3. Focus on something else
Landmarks are often interesting because we recognize them; photos of them represent a been there/done that kind of moment. But that doesn’t guarantee the photo will be that interesting later.
A good trick is to include something else photo worthy in the frame to make it more interesting to look at also in the future.
4. Have fun!
Travel is fun, so there’s no reason your photos can’t be as well. JuxtaPoses, as we like to call them at Jetpac, are fun to do and you get a laugh when you look at your travel photos later. But don’t take to many of them.
5. Add a message
Why is this landmark important to you? Add words to describe something about your trip or the moment you’re experiencing by being there.
6. Add action
Action brings life to your photos. Simple as that.
7. Get up close

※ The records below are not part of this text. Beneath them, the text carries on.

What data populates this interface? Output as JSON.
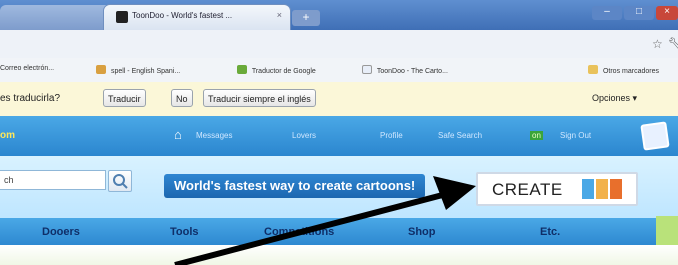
{
  "browser": {
    "active_tab_title": "ToonDoo - World's fastest ...",
    "tab_close_glyph": "×",
    "new_tab_glyph": "+",
    "window_buttons": {
      "minimize": "–",
      "maximize": "□",
      "close": "×"
    }
  },
  "bookmarks": [
    {
      "label": "Correo electrón...",
      "icon_color": "#dfe6f0"
    },
    {
      "label": "spell - English Spani...",
      "icon_color": "#d9a040"
    },
    {
      "label": "Traductor de Google",
      "icon_color": "#6aaa3a"
    },
    {
      "label": "ToonDoo - The Carto...",
      "icon_color": "#e8eef8"
    },
    {
      "label": "Otros marcadores",
      "icon_color": "#e9c25b"
    }
  ],
  "translate_bar": {
    "question": "es traducirla?",
    "translate_button": "Traducir",
    "no_button": "No",
    "always_button": "Traducir siempre el inglés",
    "options_label": "Opciones ▾"
  },
  "site": {
    "brand_fragment": "om",
    "top_links": [
      "Messages",
      "Lovers",
      "Profile",
      "Safe Search",
      "on",
      "Sign Out"
    ],
    "search": {
      "value": "ch"
    },
    "tagline": "World's fastest way to create cartoons!",
    "create_label": "CREATE",
    "create_colors": [
      "#4aa8e6",
      "#f2b24b",
      "#e86f2c"
    ],
    "nav": [
      "Dooers",
      "Tools",
      "Competitions",
      "Shop",
      "Etc."
    ],
    "icons": {
      "home": "home-icon",
      "edit": "edit-icon"
    }
  }
}
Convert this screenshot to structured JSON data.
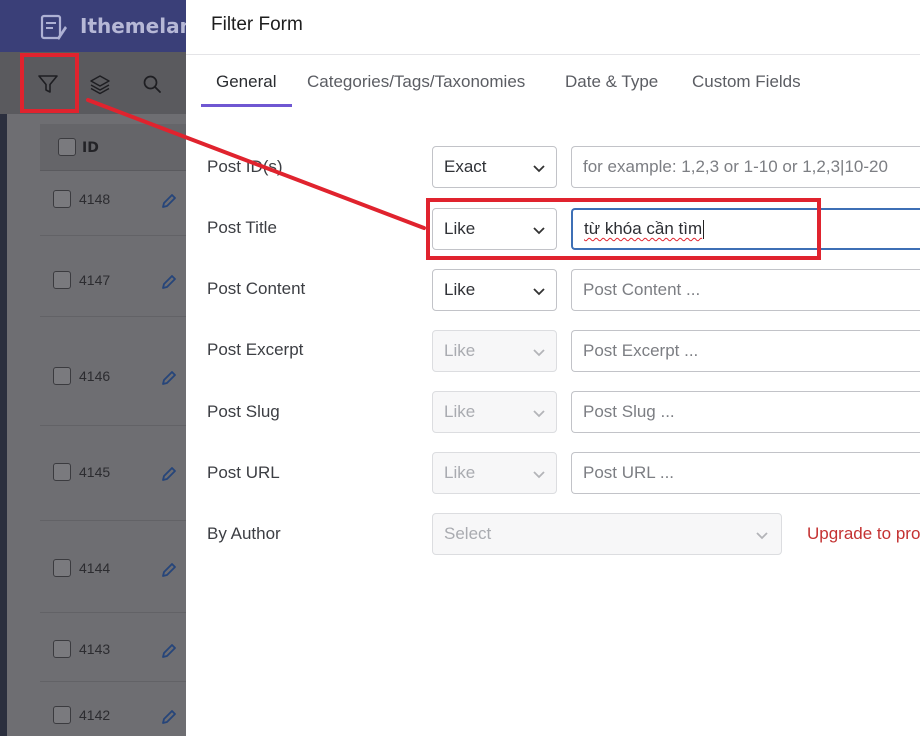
{
  "app": {
    "brand": "Ithemeland",
    "table": {
      "id_header": "ID",
      "rows": [
        "4148",
        "4147",
        "4146",
        "4145",
        "4144",
        "4143",
        "4142"
      ]
    }
  },
  "modal": {
    "title": "Filter Form",
    "tabs": [
      "General",
      "Categories/Tags/Taxonomies",
      "Date & Type",
      "Custom Fields"
    ],
    "active_tab": "General",
    "fields": [
      {
        "label": "Post ID(s)",
        "operator": "Exact",
        "value": "",
        "placeholder": "for example: 1,2,3 or 1-10 or 1,2,3|10-20",
        "disabled": false
      },
      {
        "label": "Post Title",
        "operator": "Like",
        "value": "từ khóa cần tìm",
        "placeholder": "",
        "disabled": false
      },
      {
        "label": "Post Content",
        "operator": "Like",
        "value": "",
        "placeholder": "Post Content ...",
        "disabled": false
      },
      {
        "label": "Post Excerpt",
        "operator": "Like",
        "value": "",
        "placeholder": "Post Excerpt ...",
        "disabled": true
      },
      {
        "label": "Post Slug",
        "operator": "Like",
        "value": "",
        "placeholder": "Post Slug ...",
        "disabled": true
      },
      {
        "label": "Post URL",
        "operator": "Like",
        "value": "",
        "placeholder": "Post URL ...",
        "disabled": true
      }
    ],
    "author": {
      "label": "By Author",
      "placeholder": "Select",
      "upgrade_text": "Upgrade to pro"
    }
  },
  "colors": {
    "highlight": "#e0232e",
    "tab_accent": "#6f57d2",
    "focus_border": "#3d6fb5",
    "upgrade_text": "#c43232"
  },
  "icons": [
    "filter-icon",
    "layers-icon",
    "search-icon",
    "pencil-icon",
    "chevron-down-icon",
    "logo-icon"
  ]
}
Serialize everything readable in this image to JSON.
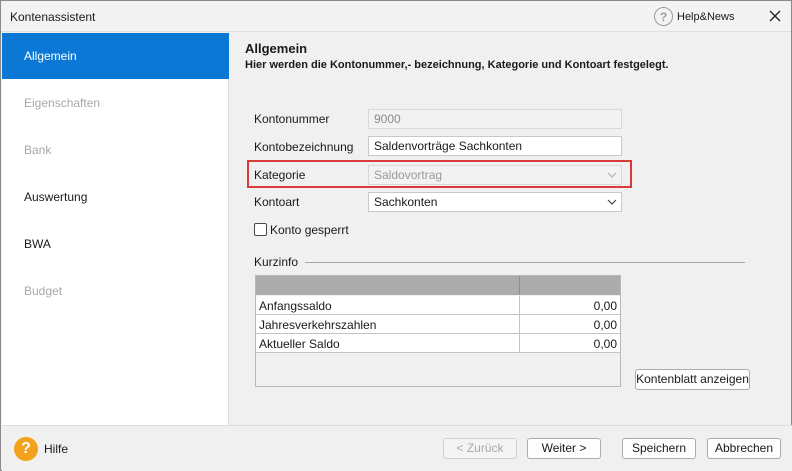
{
  "window": {
    "title": "Kontenassistent",
    "help_news_label": "Help&News"
  },
  "sidebar": {
    "items": [
      {
        "label": "Allgemein",
        "state": "active"
      },
      {
        "label": "Eigenschaften",
        "state": "disabled"
      },
      {
        "label": "Bank",
        "state": "disabled"
      },
      {
        "label": "Auswertung",
        "state": "normal"
      },
      {
        "label": "BWA",
        "state": "normal"
      },
      {
        "label": "Budget",
        "state": "disabled"
      }
    ]
  },
  "main": {
    "title": "Allgemein",
    "subtitle": "Hier werden die Kontonummer,- bezeichnung, Kategorie und Kontoart festgelegt.",
    "fields": {
      "kontonummer_label": "Kontonummer",
      "kontonummer_value": "9000",
      "kontobezeichnung_label": "Kontobezeichnung",
      "kontobezeichnung_value": "Saldenvorträge Sachkonten",
      "kategorie_label": "Kategorie",
      "kategorie_value": "Saldovortrag",
      "kontoart_label": "Kontoart",
      "kontoart_value": "Sachkonten",
      "konto_gesperrt_label": "Konto gesperrt"
    },
    "kurzinfo": {
      "section_label": "Kurzinfo",
      "rows": [
        {
          "label": "Anfangssaldo",
          "value": "0,00"
        },
        {
          "label": "Jahresverkehrszahlen",
          "value": "0,00"
        },
        {
          "label": "Aktueller Saldo",
          "value": "0,00"
        }
      ],
      "kontenblatt_button": "Kontenblatt anzeigen"
    }
  },
  "footer": {
    "hilfe_label": "Hilfe",
    "zurueck_button": "< Zurück",
    "weiter_button": "Weiter >",
    "speichern_button": "Speichern",
    "abbrechen_button": "Abbrechen"
  },
  "colors": {
    "accent": "#0a78d4",
    "highlight_border": "#d93a3a",
    "help_icon": "#f2a21b"
  }
}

When you think you’re close enough, go even closer. Cut out everything but the detail you want to capture. And if you can actually can walk closer physically that’s the best. You loose some quality by using the zoom on digital cameras.
8. Get there early… or late
If you get there early in the morning or in the evening you will have a lot more space to play around with different angles and get shots without a million tourists in the frame. Often places we are used to being crowded convey a totally different feeling when it’s empty: an empty school in the weekend can feel like a creepy haunted house.
9. Take LOTS of photos
When you get home and look at your photos on a big screen you’ll realize that half of them are terrible. Some shots will be blurry. Some people will have their eyes closed. Some bystander will be doing something stupid in the background. So take advantage of the digital age, you can always delete them later. Just bring big enough memory cards.
10. Choose a time with interesting light
Early mornings and late afternoons right before the sunset usually have the best light for good photos. For mid-day photographing make sure the sun is not directly facing the lens, but try to have the sun in your back.
11. Play on the cliché
Sometimes the typical tourist clichés work and they’re worth exploring. Think about what makes the landmark so famous and your associations with it. It can be interesting to document the vibe at the place, the crowd, the souvenir stalls or do a portait of the man checking your ticket who’s been working there the last 60 years.
12. Try a different angle
Try to portraying the building in a different shape than expected or take your photos from an unexpected angle. Sometimes you can get help from other objects.
13. Point at something else
This point is related to the above. Be on the lookout for interesting ways of capturing the landmark without even pointing the camera at it. Reflections can be captured using windows, water pits, sunglasses, camera lenses, your iPhone screen and so on.
14. Include yourself!
Make sure you’re included in some of your photos and try to be creative to avoid the typical self portrait with your right arm and shoulder filling half the frame. You can of course also just ask someone to take your picture…
Wonder what the #1 photographed landmark is? The most photographed landmark on earth is the Empire State Building — and most of us shoot it from the sidewalk across the street looking up. Sounds familiar?
- afridesiana reblogged this from jetpacapp
- dewsusanti likes this
- dewsusanti reblogged this from jetpacapp
- tawnyv likes this
- plei reblogged this from jetpacapp
- tmoney-g reblogged this from jetpacapp
- andreassch likes this
- foundinwanderlust reblogged this from jetpacapp
- princess-privilege likes this
- ericsuesz likes this
- juliangreensf reblogged this from jetpacapp
- juliangreensf likes this
- distinctivequality likes this
- sebamarin reblogged this from jetpacapp
- jetpacapp posted this